* [Task input]:

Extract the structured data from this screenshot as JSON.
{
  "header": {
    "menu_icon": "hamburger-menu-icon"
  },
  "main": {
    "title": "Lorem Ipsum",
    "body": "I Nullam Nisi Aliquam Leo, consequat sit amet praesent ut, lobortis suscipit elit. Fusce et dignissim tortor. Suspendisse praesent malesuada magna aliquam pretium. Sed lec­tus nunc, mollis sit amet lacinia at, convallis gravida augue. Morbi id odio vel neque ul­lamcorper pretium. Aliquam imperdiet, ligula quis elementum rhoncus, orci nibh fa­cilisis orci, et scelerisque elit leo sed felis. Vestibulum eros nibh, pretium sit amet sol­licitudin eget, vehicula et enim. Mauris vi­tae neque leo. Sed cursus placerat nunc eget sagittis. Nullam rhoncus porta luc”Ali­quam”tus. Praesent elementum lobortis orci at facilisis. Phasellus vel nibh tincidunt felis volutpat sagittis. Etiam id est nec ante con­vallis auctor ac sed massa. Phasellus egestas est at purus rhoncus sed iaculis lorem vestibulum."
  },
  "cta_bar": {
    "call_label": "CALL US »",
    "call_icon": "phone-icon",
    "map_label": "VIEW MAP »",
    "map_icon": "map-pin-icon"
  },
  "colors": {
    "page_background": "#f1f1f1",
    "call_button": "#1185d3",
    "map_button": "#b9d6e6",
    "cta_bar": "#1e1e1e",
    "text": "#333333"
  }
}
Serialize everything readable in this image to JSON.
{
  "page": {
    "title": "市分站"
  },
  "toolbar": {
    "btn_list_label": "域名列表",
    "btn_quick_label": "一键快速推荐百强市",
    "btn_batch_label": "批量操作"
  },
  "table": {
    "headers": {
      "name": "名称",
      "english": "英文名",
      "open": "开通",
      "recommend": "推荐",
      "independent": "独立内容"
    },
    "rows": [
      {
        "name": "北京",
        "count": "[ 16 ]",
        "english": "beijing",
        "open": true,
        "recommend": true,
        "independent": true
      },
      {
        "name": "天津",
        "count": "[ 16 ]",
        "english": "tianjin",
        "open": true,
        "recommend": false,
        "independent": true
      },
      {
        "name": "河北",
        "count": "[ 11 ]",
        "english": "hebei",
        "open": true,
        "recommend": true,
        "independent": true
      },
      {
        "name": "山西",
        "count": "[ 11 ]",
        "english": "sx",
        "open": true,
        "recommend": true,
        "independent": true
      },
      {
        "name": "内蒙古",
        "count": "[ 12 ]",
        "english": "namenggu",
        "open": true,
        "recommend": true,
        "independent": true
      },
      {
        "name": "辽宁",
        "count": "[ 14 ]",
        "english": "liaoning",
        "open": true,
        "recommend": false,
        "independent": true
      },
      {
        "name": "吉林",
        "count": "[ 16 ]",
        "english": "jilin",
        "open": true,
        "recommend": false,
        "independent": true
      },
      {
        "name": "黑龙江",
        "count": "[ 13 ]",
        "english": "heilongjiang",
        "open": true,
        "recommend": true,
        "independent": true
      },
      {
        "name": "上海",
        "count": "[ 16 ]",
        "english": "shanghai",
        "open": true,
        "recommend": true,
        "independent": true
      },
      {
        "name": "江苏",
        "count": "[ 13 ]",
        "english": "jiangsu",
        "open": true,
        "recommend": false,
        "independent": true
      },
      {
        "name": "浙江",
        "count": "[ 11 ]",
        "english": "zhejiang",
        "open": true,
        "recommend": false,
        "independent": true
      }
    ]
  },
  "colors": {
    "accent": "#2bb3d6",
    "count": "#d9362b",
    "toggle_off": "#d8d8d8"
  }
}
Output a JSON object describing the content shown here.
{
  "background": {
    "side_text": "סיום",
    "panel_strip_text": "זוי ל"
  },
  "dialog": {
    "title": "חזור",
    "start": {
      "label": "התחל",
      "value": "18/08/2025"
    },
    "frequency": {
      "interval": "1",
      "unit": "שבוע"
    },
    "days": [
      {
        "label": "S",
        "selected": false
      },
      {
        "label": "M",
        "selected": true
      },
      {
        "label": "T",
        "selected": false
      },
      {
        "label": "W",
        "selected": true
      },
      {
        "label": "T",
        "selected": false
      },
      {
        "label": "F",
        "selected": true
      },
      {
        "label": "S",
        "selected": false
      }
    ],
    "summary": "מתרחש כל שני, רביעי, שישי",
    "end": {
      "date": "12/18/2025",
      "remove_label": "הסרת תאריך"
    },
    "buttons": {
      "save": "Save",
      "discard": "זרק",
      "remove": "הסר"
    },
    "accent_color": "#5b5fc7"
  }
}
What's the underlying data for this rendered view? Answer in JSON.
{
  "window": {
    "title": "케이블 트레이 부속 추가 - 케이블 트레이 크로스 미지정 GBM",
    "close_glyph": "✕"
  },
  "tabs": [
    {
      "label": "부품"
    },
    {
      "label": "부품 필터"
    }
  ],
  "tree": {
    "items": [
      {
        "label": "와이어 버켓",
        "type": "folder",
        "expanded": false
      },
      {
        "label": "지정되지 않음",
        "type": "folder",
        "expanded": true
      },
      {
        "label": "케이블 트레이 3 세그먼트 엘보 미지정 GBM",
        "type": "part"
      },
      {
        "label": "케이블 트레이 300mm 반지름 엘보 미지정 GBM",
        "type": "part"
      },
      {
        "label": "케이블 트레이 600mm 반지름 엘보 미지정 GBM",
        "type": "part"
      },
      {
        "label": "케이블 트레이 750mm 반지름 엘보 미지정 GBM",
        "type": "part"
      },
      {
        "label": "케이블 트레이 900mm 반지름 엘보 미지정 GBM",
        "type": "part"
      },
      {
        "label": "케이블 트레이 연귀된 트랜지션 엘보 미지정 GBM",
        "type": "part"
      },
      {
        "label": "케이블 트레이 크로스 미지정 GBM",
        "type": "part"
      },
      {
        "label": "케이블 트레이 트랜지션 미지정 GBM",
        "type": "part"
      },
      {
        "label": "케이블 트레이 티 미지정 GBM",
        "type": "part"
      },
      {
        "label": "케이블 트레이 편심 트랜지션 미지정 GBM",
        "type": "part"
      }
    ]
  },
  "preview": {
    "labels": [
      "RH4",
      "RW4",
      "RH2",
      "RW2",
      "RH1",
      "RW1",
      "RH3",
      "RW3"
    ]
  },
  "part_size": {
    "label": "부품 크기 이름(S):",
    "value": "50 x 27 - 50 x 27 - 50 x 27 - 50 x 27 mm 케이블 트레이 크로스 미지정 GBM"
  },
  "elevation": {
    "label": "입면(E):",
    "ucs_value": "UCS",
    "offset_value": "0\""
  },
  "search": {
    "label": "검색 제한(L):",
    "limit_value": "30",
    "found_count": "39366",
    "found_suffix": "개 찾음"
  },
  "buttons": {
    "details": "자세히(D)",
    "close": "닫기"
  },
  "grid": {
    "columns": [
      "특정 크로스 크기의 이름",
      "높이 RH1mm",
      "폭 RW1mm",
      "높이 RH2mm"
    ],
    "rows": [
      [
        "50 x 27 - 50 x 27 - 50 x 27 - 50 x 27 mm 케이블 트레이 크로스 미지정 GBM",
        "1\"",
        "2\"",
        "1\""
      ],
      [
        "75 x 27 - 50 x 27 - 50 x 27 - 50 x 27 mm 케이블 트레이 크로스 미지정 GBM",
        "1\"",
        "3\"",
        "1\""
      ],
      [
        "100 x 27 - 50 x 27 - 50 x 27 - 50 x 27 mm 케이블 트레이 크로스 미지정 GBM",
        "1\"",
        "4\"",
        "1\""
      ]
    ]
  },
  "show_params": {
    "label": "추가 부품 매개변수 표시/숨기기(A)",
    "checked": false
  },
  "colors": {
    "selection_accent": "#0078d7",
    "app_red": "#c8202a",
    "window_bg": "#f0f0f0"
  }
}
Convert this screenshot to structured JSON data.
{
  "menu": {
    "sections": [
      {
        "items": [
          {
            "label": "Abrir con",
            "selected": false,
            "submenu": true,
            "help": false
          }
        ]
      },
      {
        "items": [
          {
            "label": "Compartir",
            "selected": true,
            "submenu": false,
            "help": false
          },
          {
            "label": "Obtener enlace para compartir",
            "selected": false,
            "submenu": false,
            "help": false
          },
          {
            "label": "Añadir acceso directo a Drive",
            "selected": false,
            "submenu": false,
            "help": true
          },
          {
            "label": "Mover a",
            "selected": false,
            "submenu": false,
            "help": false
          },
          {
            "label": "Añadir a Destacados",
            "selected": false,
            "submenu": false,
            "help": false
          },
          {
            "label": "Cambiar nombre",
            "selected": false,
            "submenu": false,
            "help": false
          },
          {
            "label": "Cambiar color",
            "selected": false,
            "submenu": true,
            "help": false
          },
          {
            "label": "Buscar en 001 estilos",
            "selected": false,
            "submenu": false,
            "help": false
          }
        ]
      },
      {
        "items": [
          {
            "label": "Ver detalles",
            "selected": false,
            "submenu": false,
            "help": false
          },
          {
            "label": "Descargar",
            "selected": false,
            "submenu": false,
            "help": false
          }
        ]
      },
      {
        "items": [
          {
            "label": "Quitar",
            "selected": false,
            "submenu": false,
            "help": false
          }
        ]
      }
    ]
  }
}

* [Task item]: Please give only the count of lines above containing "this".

* [Answer section]: 4